Media release

Sent: Wednesday, 23 August 2023

1 in 4 small businesses say they are feeling the pinch from power bills

More small businesses and residents worry about resilience of electricity system to climate events

Paying power bills during the cost of living crisis is putting more pressure on the budgets of small businesses and households according to the second Sentiment Survey carried out by the Consumer Advocacy Council.

More than 1 in 4 small businesses (28%) say power bills are putting pressure on their finances, up from 1 in 5 (21%) in the December survey. Residential consumers are also worried about power bills with nearly two thirds (65%) expressing concern, up from 58% when last surveyed.

“This is another timely reminder to electricity retailers that they need to take care when reviewing power prices and be ever mindful of those customers who may be doing it tough right now,” said Consumer Advocacy Council chair Deborah Hart.

“We have repeatedly called for the Consumer Care Guidelines to become a set of enforceable rules or minimum conditions so all consumers know the service they can expect from every retailer. With affordability remaining a key concern, now more than ever, the guidelines should be mandatory.

“That means no-one experiencing hardship could be cut off without retailers doing everything possible to help them through their problems and all consumers should know they are on the best plan for their budget.”

The survey found that only 1 in 10 consumers were aware of the Consumer Care Guidelines which are overseen by the regulator, the Electricity Authority.

“Consumers should know what protections are in place for them, but clearly there is a real and disappointing information gap here, quite apart from the guidelines having no teeth and being inconsistently followed by retailers,” said Hart. “As well, few consumers are aware of how Utilities Disputes can help them settle disputes with their retailer.”

Kantar Public surveyed 1000 residential consumers and 500 small businesses (fewer than 20 employees) from 7 to 27 June 2023. The last survey was undertaken over November and December 2022.

“Our second Sentiment Survey also shows consumers are getting more worried about the network’s ability to withstand extreme climate events which we know from Cyclone Gabrielle and Auckland’s floods are becoming more frequent.”

Nearly two thirds (65%) of residential consumers worry about the resilience of the system, up from 57% in 2022. More than two thirds (68%) of small businesses expressed doubts about the system’s resilience, up from 59% in 2022.

“This reinforces the need for the electricity sector to build confidence among consumers that when bad weather strikes, their network will be able to cope, or at least be able to be restored as quickly as possible,” said Hart.

Summary of key findings

Affordability – the cost of electricity putting pressure on budgets:

  • 65% of consumers are concerned, up from 58% in December
  • 28% of small businesses, up from 21% in December.

Resilience of network to climate events:

  • 65% of consumers are worried the electricity system will not be resilient to extreme weather events resulting in frequent electricity outages, up from 57% in December
  • 68% of small businesses share this concern, up from 59% in December.

Awareness of how to resolve disputes:

  • Awareness of Utilities Disputes, the complaints resolution scheme for the industry, remains low: just 15% of residential consumers and 17% of small businesses said they would contact Utilities Disputes if they couldn’t resolve a complaint with their retailer.


  • Satisfaction with power companies remains static, though there’s been a drop in the proportion of residential consumers who are “very satisfied” (17% v 21%)
  • Satisfaction is lower among Māori, Pacific peoples and those aged 30-39.

Switching behaviour:

  • More residential consumers feel confident to make choices about which retailer to use (65% compared with 58% in 2022), and switching is up year-on-year.

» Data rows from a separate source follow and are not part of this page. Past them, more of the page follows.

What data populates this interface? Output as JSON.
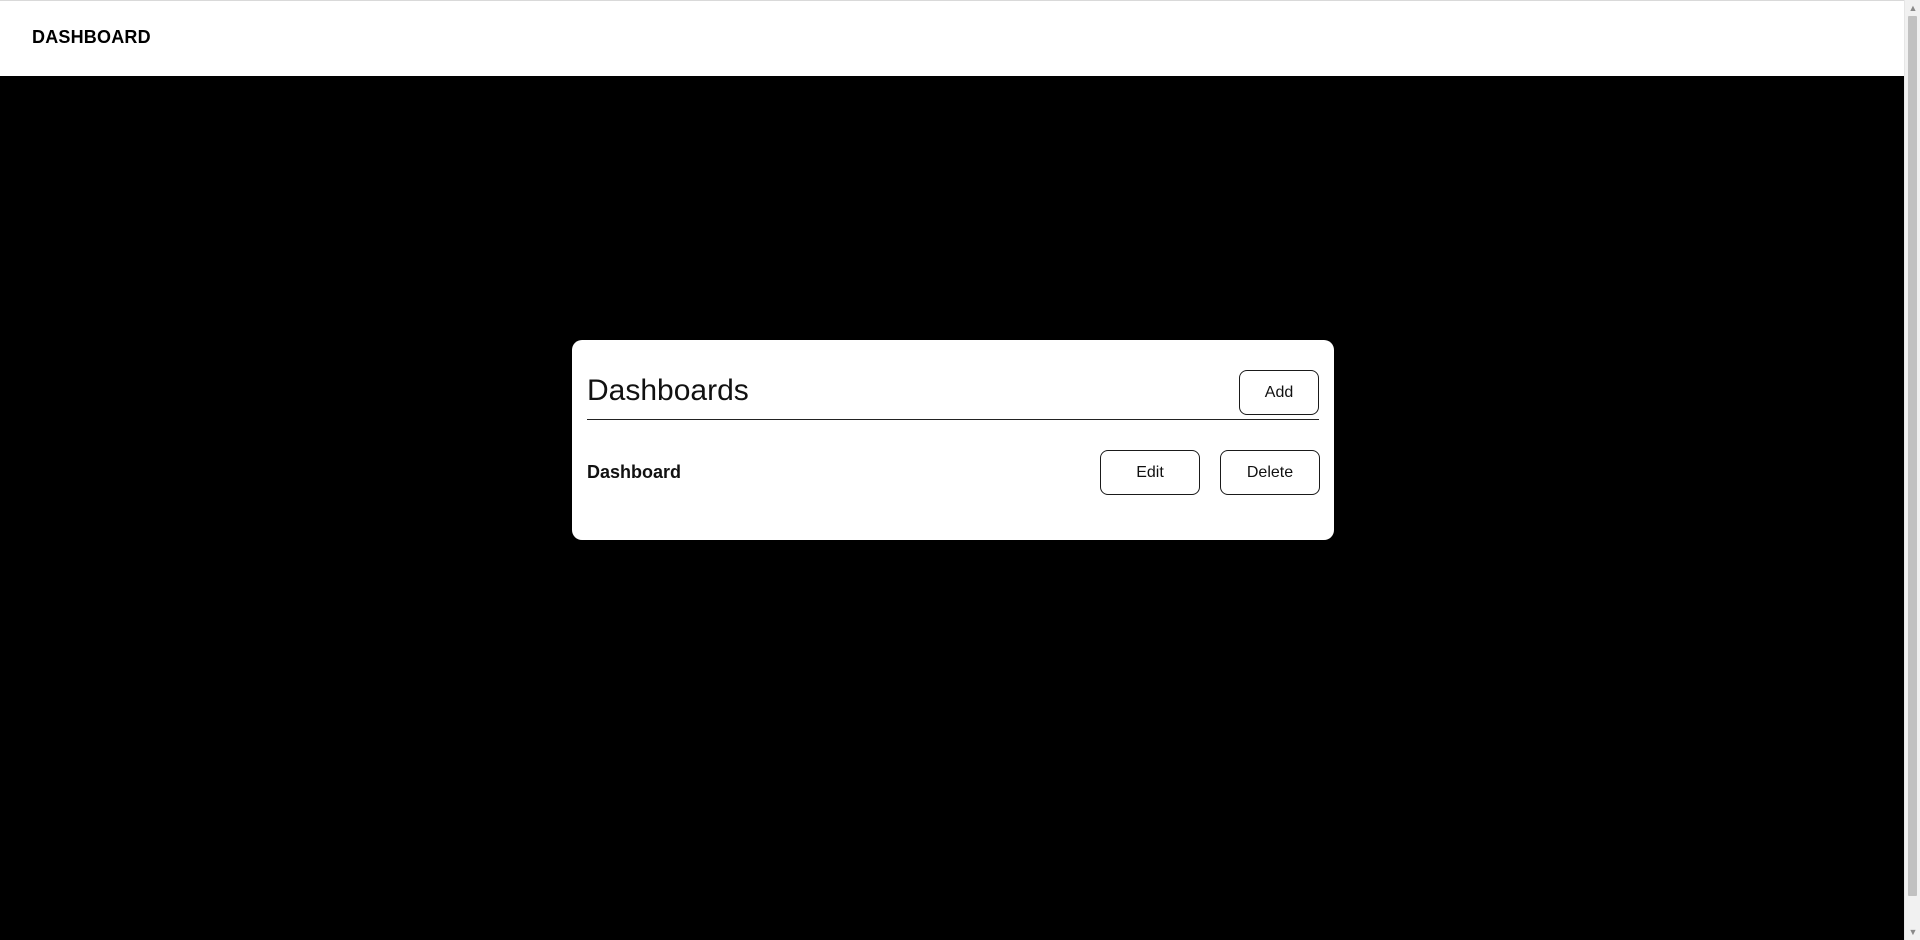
{
  "topbar": {
    "brand": "DASHBOARD"
  },
  "card": {
    "title": "Dashboards",
    "add_label": "Add",
    "items": [
      {
        "name": "Dashboard",
        "edit_label": "Edit",
        "delete_label": "Delete"
      }
    ]
  },
  "scrollbar": {
    "up_icon": "chevron-up-icon",
    "down_icon": "chevron-down-icon"
  },
  "colors": {
    "page_background": "#000000",
    "surface": "#ffffff",
    "text": "#111111",
    "border": "#1a1a1a"
  }
}
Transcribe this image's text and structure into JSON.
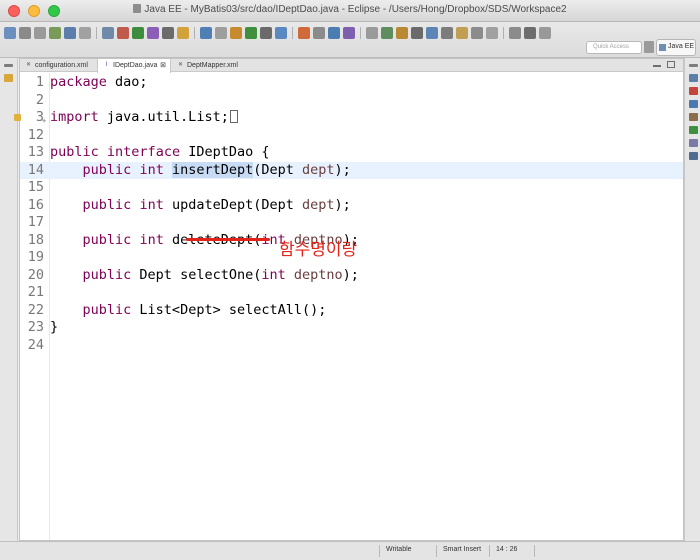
{
  "window": {
    "title": "Java EE - MyBatis03/src/dao/IDeptDao.java - Eclipse - /Users/Hong/Dropbox/SDS/Workspace2"
  },
  "toolbar": {
    "quick_access_placeholder": "Quick Access",
    "perspective_label": "Java EE"
  },
  "tabs": [
    {
      "label": "configuration.xml",
      "icon": "xml-file-icon",
      "active": false
    },
    {
      "label": "IDeptDao.java",
      "icon": "java-interface-icon",
      "active": true,
      "close": "⊠"
    },
    {
      "label": "DeptMapper.xml",
      "icon": "xml-file-icon",
      "active": false
    }
  ],
  "code_lines": [
    {
      "num": "1",
      "tokens": [
        {
          "t": "package",
          "c": "kw"
        },
        {
          "t": " dao;"
        }
      ]
    },
    {
      "num": "2",
      "tokens": []
    },
    {
      "num": "3",
      "fold": "+",
      "tokens": [
        {
          "t": "import",
          "c": "kw"
        },
        {
          "t": " java.util.List;"
        }
      ],
      "collapsed": true
    },
    {
      "num": "12",
      "tokens": []
    },
    {
      "num": "13",
      "tokens": [
        {
          "t": "public",
          "c": "kw"
        },
        {
          "t": " "
        },
        {
          "t": "interface",
          "c": "kw"
        },
        {
          "t": " IDeptDao {"
        }
      ]
    },
    {
      "num": "14",
      "current": true,
      "tokens": [
        {
          "t": "    "
        },
        {
          "t": "public",
          "c": "kw"
        },
        {
          "t": " "
        },
        {
          "t": "int",
          "c": "kw"
        },
        {
          "t": " "
        },
        {
          "t": "insertDept",
          "c": "sel"
        },
        {
          "t": "(Dept "
        },
        {
          "t": "dept",
          "c": "param"
        },
        {
          "t": ");"
        }
      ]
    },
    {
      "num": "15",
      "tokens": []
    },
    {
      "num": "16",
      "tokens": [
        {
          "t": "    "
        },
        {
          "t": "public",
          "c": "kw"
        },
        {
          "t": " "
        },
        {
          "t": "int",
          "c": "kw"
        },
        {
          "t": " updateDept(Dept "
        },
        {
          "t": "dept",
          "c": "param"
        },
        {
          "t": ");"
        }
      ]
    },
    {
      "num": "17",
      "tokens": []
    },
    {
      "num": "18",
      "tokens": [
        {
          "t": "    "
        },
        {
          "t": "public",
          "c": "kw"
        },
        {
          "t": " "
        },
        {
          "t": "int",
          "c": "kw"
        },
        {
          "t": " deleteDept("
        },
        {
          "t": "int",
          "c": "kw"
        },
        {
          "t": " "
        },
        {
          "t": "deptno",
          "c": "param"
        },
        {
          "t": ");"
        }
      ]
    },
    {
      "num": "19",
      "tokens": []
    },
    {
      "num": "20",
      "tokens": [
        {
          "t": "    "
        },
        {
          "t": "public",
          "c": "kw"
        },
        {
          "t": " Dept selectOne("
        },
        {
          "t": "int",
          "c": "kw"
        },
        {
          "t": " "
        },
        {
          "t": "deptno",
          "c": "param"
        },
        {
          "t": ");"
        }
      ]
    },
    {
      "num": "21",
      "tokens": []
    },
    {
      "num": "22",
      "tokens": [
        {
          "t": "    "
        },
        {
          "t": "public",
          "c": "kw"
        },
        {
          "t": " List<Dept> selectAll();"
        }
      ]
    },
    {
      "num": "23",
      "tokens": [
        {
          "t": "}"
        }
      ]
    },
    {
      "num": "24",
      "tokens": []
    }
  ],
  "annotation": {
    "text": "함수명이랑",
    "color": "#e2231a"
  },
  "statusbar": {
    "writable": "Writable",
    "insert_mode": "Smart Insert",
    "position": "14 : 26"
  },
  "colors": {
    "keyword": "#7f0055",
    "parameter": "#6a3e3e",
    "current_line": "#e8f2fe",
    "selection": "#c7dbf5"
  }
}
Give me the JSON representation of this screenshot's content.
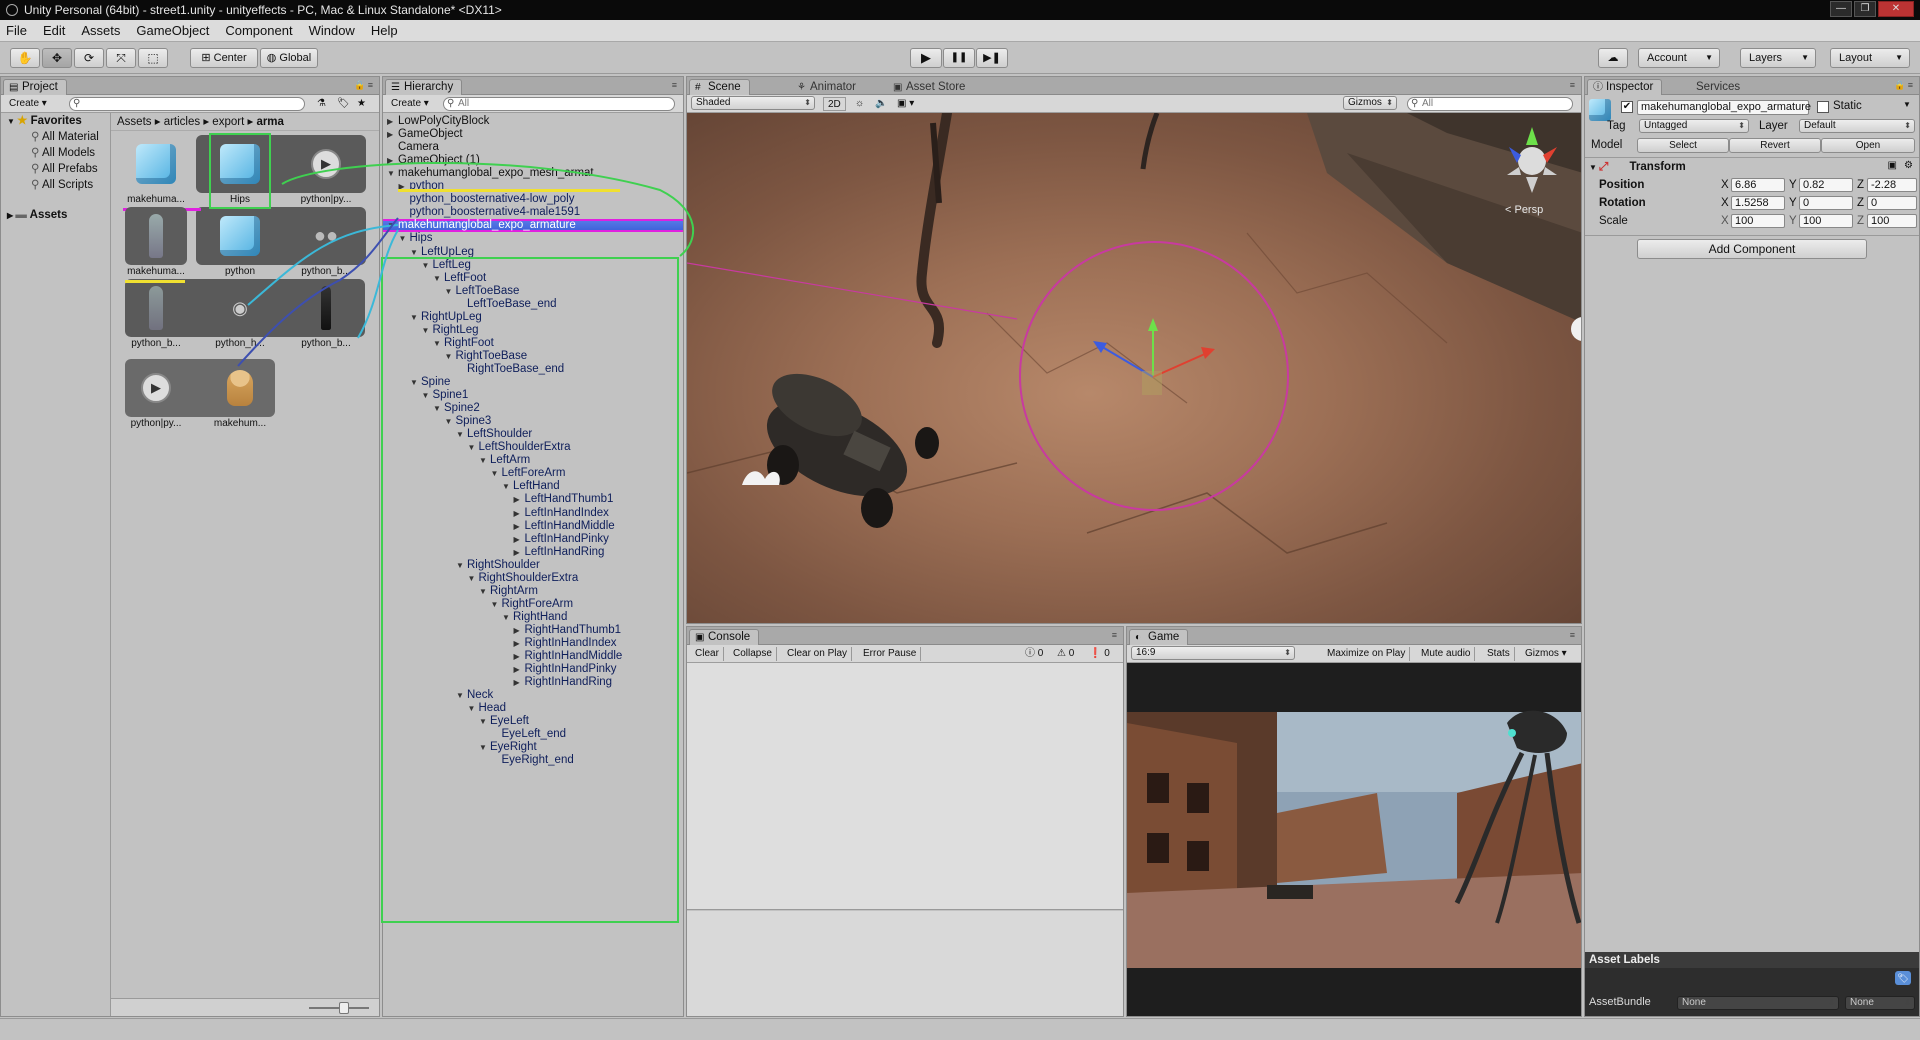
{
  "window": {
    "title": "Unity Personal (64bit) - street1.unity - unityeffects - PC, Mac & Linux Standalone* <DX11>",
    "controls": [
      "—",
      "❐",
      "✕"
    ]
  },
  "menu": [
    "File",
    "Edit",
    "Assets",
    "GameObject",
    "Component",
    "Window",
    "Help"
  ],
  "toolbar": {
    "tools": [
      "hand-tool",
      "move-tool",
      "rotate-tool",
      "scale-tool",
      "rect-tool"
    ],
    "pivot": "Center",
    "space": "Global",
    "play": "▶",
    "pause": "❚❚",
    "step": "▶❚",
    "cloud": "☁",
    "account": "Account",
    "layers": "Layers",
    "layout": "Layout"
  },
  "project": {
    "tab": "Project",
    "create": "Create",
    "favorites": {
      "label": "Favorites",
      "items": [
        "All Material",
        "All Models",
        "All Prefabs",
        "All Scripts"
      ]
    },
    "assets_label": "Assets",
    "breadcrumb": [
      "Assets",
      "articles",
      "export",
      "arma"
    ],
    "items": [
      {
        "label": "makehuma..."
      },
      {
        "label": "Hips"
      },
      {
        "label": "python|py..."
      },
      {
        "label": "makehuma..."
      },
      {
        "label": "python"
      },
      {
        "label": "python_b..."
      },
      {
        "label": "python_b..."
      },
      {
        "label": "python_h..."
      },
      {
        "label": "python_b..."
      },
      {
        "label": "python|py..."
      },
      {
        "label": "makehum..."
      }
    ]
  },
  "hierarchy": {
    "tab": "Hierarchy",
    "create": "Create",
    "search_placeholder": "All",
    "rows": [
      {
        "label": "LowPolyCityBlock",
        "arrow": "▶"
      },
      {
        "label": "GameObject",
        "arrow": "▶"
      },
      {
        "label": "Camera",
        "arrow": ""
      },
      {
        "label": "GameObject (1)",
        "arrow": "▶"
      },
      {
        "label": "makehumanglobal_expo_mesh_armat",
        "arrow": "▼"
      },
      {
        "label": "python",
        "arrow": "▶"
      },
      {
        "label": "python_boosternative4-low_poly",
        "arrow": ""
      },
      {
        "label": "python_boosternative4-male1591",
        "arrow": ""
      },
      {
        "label": "makehumanglobal_expo_armature",
        "arrow": "▼"
      },
      {
        "label": "Hips",
        "arrow": "▼"
      },
      {
        "label": "LeftUpLeg",
        "arrow": "▼"
      },
      {
        "label": "LeftLeg",
        "arrow": "▼"
      },
      {
        "label": "LeftFoot",
        "arrow": "▼"
      },
      {
        "label": "LeftToeBase",
        "arrow": "▼"
      },
      {
        "label": "LeftToeBase_end",
        "arrow": ""
      },
      {
        "label": "RightUpLeg",
        "arrow": "▼"
      },
      {
        "label": "RightLeg",
        "arrow": "▼"
      },
      {
        "label": "RightFoot",
        "arrow": "▼"
      },
      {
        "label": "RightToeBase",
        "arrow": "▼"
      },
      {
        "label": "RightToeBase_end",
        "arrow": ""
      },
      {
        "label": "Spine",
        "arrow": "▼"
      },
      {
        "label": "Spine1",
        "arrow": "▼"
      },
      {
        "label": "Spine2",
        "arrow": "▼"
      },
      {
        "label": "Spine3",
        "arrow": "▼"
      },
      {
        "label": "LeftShoulder",
        "arrow": "▼"
      },
      {
        "label": "LeftShoulderExtra",
        "arrow": "▼"
      },
      {
        "label": "LeftArm",
        "arrow": "▼"
      },
      {
        "label": "LeftForeArm",
        "arrow": "▼"
      },
      {
        "label": "LeftHand",
        "arrow": "▼"
      },
      {
        "label": "LeftHandThumb1",
        "arrow": "▶"
      },
      {
        "label": "LeftInHandIndex",
        "arrow": "▶"
      },
      {
        "label": "LeftInHandMiddle",
        "arrow": "▶"
      },
      {
        "label": "LeftInHandPinky",
        "arrow": "▶"
      },
      {
        "label": "LeftInHandRing",
        "arrow": "▶"
      },
      {
        "label": "RightShoulder",
        "arrow": "▼"
      },
      {
        "label": "RightShoulderExtra",
        "arrow": "▼"
      },
      {
        "label": "RightArm",
        "arrow": "▼"
      },
      {
        "label": "RightForeArm",
        "arrow": "▼"
      },
      {
        "label": "RightHand",
        "arrow": "▼"
      },
      {
        "label": "RightHandThumb1",
        "arrow": "▶"
      },
      {
        "label": "RightInHandIndex",
        "arrow": "▶"
      },
      {
        "label": "RightInHandMiddle",
        "arrow": "▶"
      },
      {
        "label": "RightInHandPinky",
        "arrow": "▶"
      },
      {
        "label": "RightInHandRing",
        "arrow": "▶"
      },
      {
        "label": "Neck",
        "arrow": "▼"
      },
      {
        "label": "Head",
        "arrow": "▼"
      },
      {
        "label": "EyeLeft",
        "arrow": "▼"
      },
      {
        "label": "EyeLeft_end",
        "arrow": ""
      },
      {
        "label": "EyeRight",
        "arrow": "▼"
      },
      {
        "label": "EyeRight_end",
        "arrow": ""
      }
    ]
  },
  "scene": {
    "tabs": [
      "Scene",
      "Animator",
      "Asset Store"
    ],
    "shading": "Shaded",
    "mode_2d": "2D",
    "gizmos": "Gizmos",
    "search_placeholder": "All",
    "persp": "< Persp"
  },
  "console": {
    "tab": "Console",
    "buttons": [
      "Clear",
      "Collapse",
      "Clear on Play",
      "Error Pause"
    ],
    "counts": [
      "0",
      "0",
      "0"
    ]
  },
  "game": {
    "tab": "Game",
    "aspect": "16:9",
    "buttons": [
      "Maximize on Play",
      "Mute audio",
      "Stats",
      "Gizmos"
    ]
  },
  "inspector": {
    "tabs": [
      "Inspector",
      "Services"
    ],
    "object_name": "makehumanglobal_expo_armature",
    "static_label": "Static",
    "tag_label": "Tag",
    "tag_value": "Untagged",
    "layer_label": "Layer",
    "layer_value": "Default",
    "model_label": "Model",
    "model_buttons": [
      "Select",
      "Revert",
      "Open"
    ],
    "transform_label": "Transform",
    "position": {
      "label": "Position",
      "x": "6.86",
      "y": "0.82",
      "z": "-2.28"
    },
    "rotation": {
      "label": "Rotation",
      "x": "1.5258",
      "y": "0",
      "z": "0"
    },
    "scale": {
      "label": "Scale",
      "x": "100",
      "y": "100",
      "z": "100"
    },
    "axis": [
      "X",
      "Y",
      "Z"
    ],
    "add_component": "Add Component",
    "asset_labels": "Asset Labels",
    "asset_bundle_label": "AssetBundle",
    "asset_bundle_value": "None",
    "asset_bundle_variant": "None"
  }
}
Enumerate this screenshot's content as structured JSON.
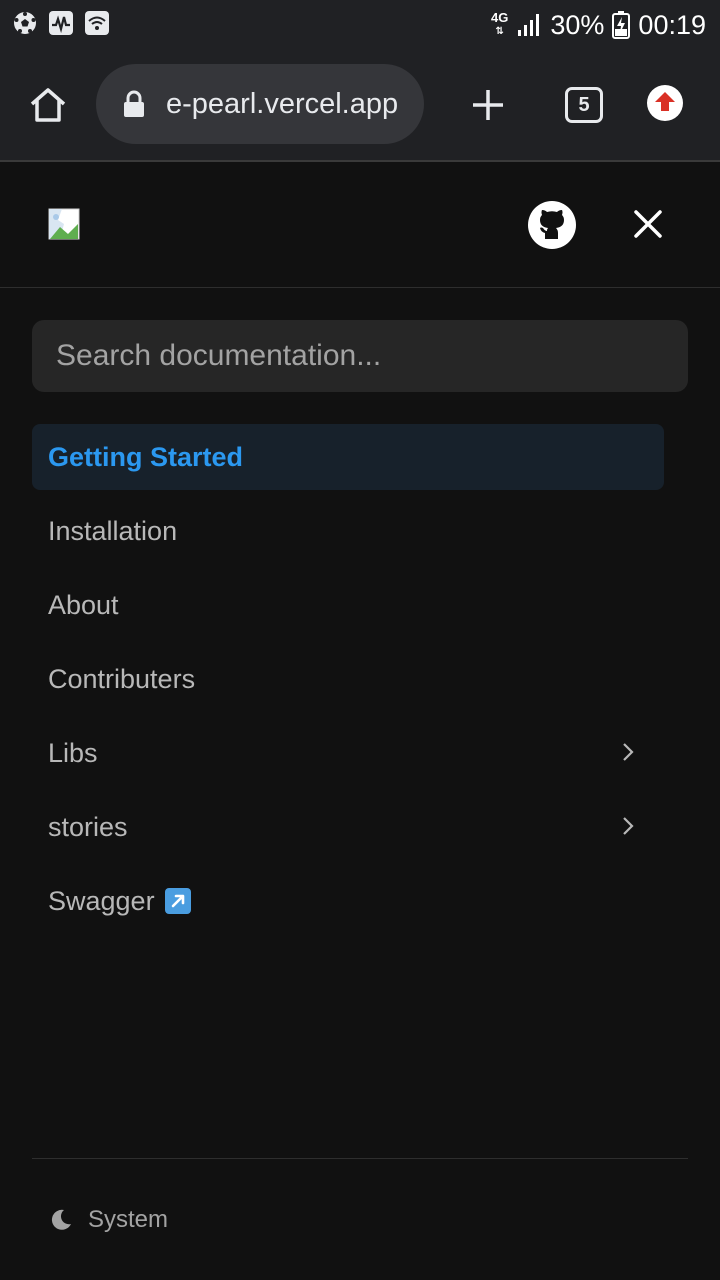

But Electricity Authority data shows the number of people switching retailers has dropped over the past five years: in July 2018, 404,975 switches were recorded; at the end of July 2023, switches were down to 361,819.


The Council first commissioned Kantar Public in 2022 to conduct research with households and small businesses in order to:

  • gather information to provide a baseline for future research
  • understand small consumers’ views regarding electricity in New Zealand
  • create a high quality and robust survey which can be used to build understanding year on year and inform the Council’s work.

Find out more about the survey and read the full report